CITS4407 Open Source Tools and Scripting
Running Linux on a Windows-10 computer
There are a number of possible ways to run a faithful set of Linux commands on a
Windows computer but,
for students with little Linux or systems-administration experience,
the procedures can be daunting.
Options include using:
a virtual machine,
which can be noticeably slower than running
a native Linux distribution (such as in the CSSE labs), or
modifying your system to become a
where you install
Linux on a newly-created disk partition and then select, at boot time,
which operating system you wish to run (such as in the CSSE labs).
A simpler approach to the options, above,
is to enable and run Microsoft's
Windows Subsystem for Linux (WSL).
Your computer must be running an up-to-date version of Windows-10.
WSL will not run on Windows-7.
Complete all Steps 1-7 of the section
"How to install Windows Subsystem for Linux using Settings",
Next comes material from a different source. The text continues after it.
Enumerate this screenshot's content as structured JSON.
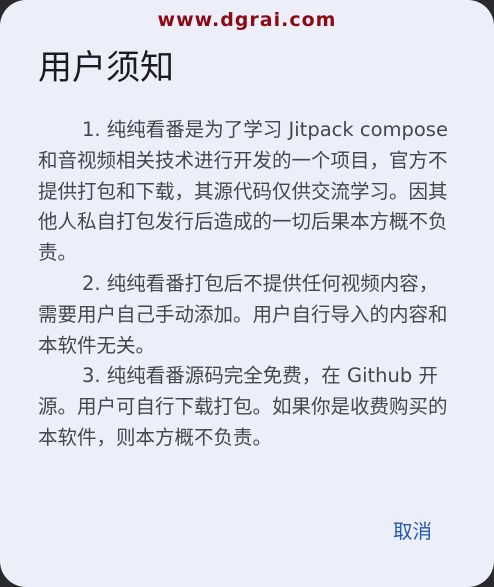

complete all Steps 1-8 of the section
"Installing Linux distros using Microsoft Store".
Most students choose the Ubuntu distribution
(often because that's what their friends choose).
WSL is intended for running Linux command-line programs.
However, it's also possible to run graphical Linux desktop programs
(such as web-broswer)
using an application termed
an X-windows server.
We'll install the open-source X-windows server named VcXsrv.
You might receive a prompt to allow X-windows traffic through your firewall.
Cancel/deny this request else other computers on your network
may be able to access your X-server.
Finally, click on the Finish button.
A new X-windows icon should appear in your system tray
(near your laptop's battery indicator).
Configuring Linux within WSL
The default installations of Linux that run within WSL are quite minimal,
possibly not up-to-date,
and do not provide a number of helpful Linux utilities.
The following steps,
all executed by a Linux shell (window) while running WSL,
will download and install a suitable environment.
Just cut-and-paste the following commands using your mouse.
The first time you run sudo,
it will ask for your Linux password.
Firstly, ensure that your Linux distribution (within WSL) is up-to-date: